College Radio Has a Reason to Thrive…Let’s Work on How

Keene State College logoI saw an interesting post on PolicyMic recently by Adam Hogue, where he relates his transition from a college radio broadcaster at Keene State to becoming an NPR listener, like his (egad) father, and the general decline of Radio from its golden era. What jumped off the page to me were his views about how the future of radio seems to be college radio, because it best serves today’s youth.   Here are some of the verbatim nuggets that appealed to me:

  • All around America, there are stations that people take regional pride in. Most of these stations turn out to be college radio stations.
  • The radio is communication. It is part of our communities, and as long as it continues to evolve with the communities, it will not die.
  • College radio should be the local voice of local youth. While radio is rapidly losing the young listeners demographic (people ages 12 to 24), I believe that it is the job of college radio to be the community alternative for young people.
  • College stations need to be out there in the community and they need to stay relevant with their fan-base in order to grow. Young people have time to listen if they are given a reason to.
  • People should be able to listen to programs from anywhere and enjoy them.  Today, radio has the power to be anywhere; it is no longer confined to a frequency alone.
  • Radio stations need to play music, no matter what the music is, and have local personalities that bring people in and keep them loyal…radio should be a way to learn about new music or just listen to what people have to say about it.
  • It helps that most college radio stations receive a solid amount of money from the school.… A problem occurs when the school sees radio as outdated or too costly, and the station is sold off to a community.
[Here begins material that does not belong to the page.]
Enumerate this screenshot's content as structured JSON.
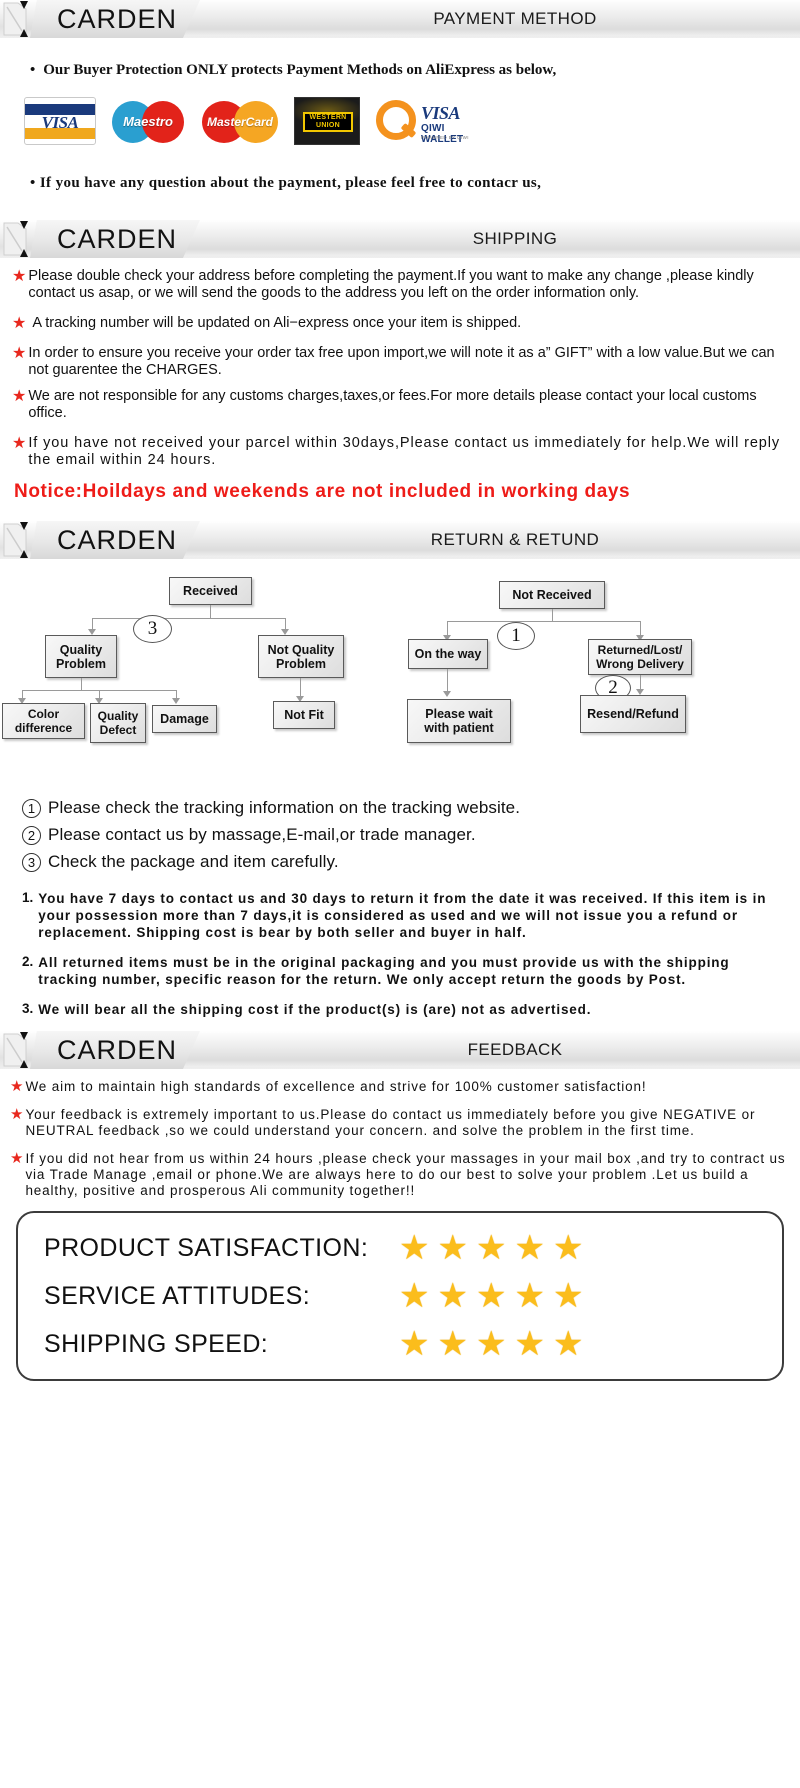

As I see it, this short list distills down to three main points we need to focus on in order to escape the death spiral that’s enveloping Commercial Radio.  Our College Radio stations (IBS Student Radio Network stations and others) need to:

  • Create compelling content to attract and hold onto loyal, repeat listeners,
  • Become an active participant in the community, no matter where your listeners are tuning in from, and
  • Become monetarily self-sufficient to keep from becoming a burden on their schools’ budgets.

We’re going to need some time to look at each of these points and create a plan of attack. There are other necessary improvement points, to be sure, and I’d like your input on those, as well.

I would like to invite comments, emails and blog posts from interested station managers and faculty advisors.  I think it’s time we put our collective network heads together and establish an action plan with some guidelines for how we might go about making these improvements.

Spokane Public Radio gets REMIXed

Spokane Public RadioIt is with great pleasure that we announce that KPBZ, 90.3 FM, Spokane Public Radio is on the air!  Our partners at PRX and their Remix Radio service are providing the programming.

REMIX is an experimental radio stream hosted by PRX to showcase pieces from and develop new approaches to public radio formats and sounds.  They are a 24-hour semi-formatless remix of amazing public radio stories, cool podcasts, fascinating interviews, and anything else that makes a sound that we find interesting.

Join Remix on the satellite airwaves all over the world on XM 136 or locally in Spokane at 90.3 FM, serving Central Washington, Oregon, Idaho, and British Columbia or online at

That guy you keep hearing is Roman Mars.  He is the host and content curator of the Public Radio Exchange radio stream. His reported and documentary work has most recently aired on Morning Edition, Weekend America, KALW’s Crosscurrents and WBEZ’s Re:sound. Before going rogue, Mars spent over three years at WBEZ’s Third Coast International Audio Festival as the project senior producer and sound designer, developing their weekly documentary radio program and producing the TCF national broadcast specials for Public Radio International. Mars started his radio career at KALW in San Francisco and was best known as host and executive producer of Invisible Ink, an independent literary audio zine. The show received numerous recognitions from the National Federation of Community Broadcasters and was named “Best of the Bay” by the San Francisco Bay Guardian.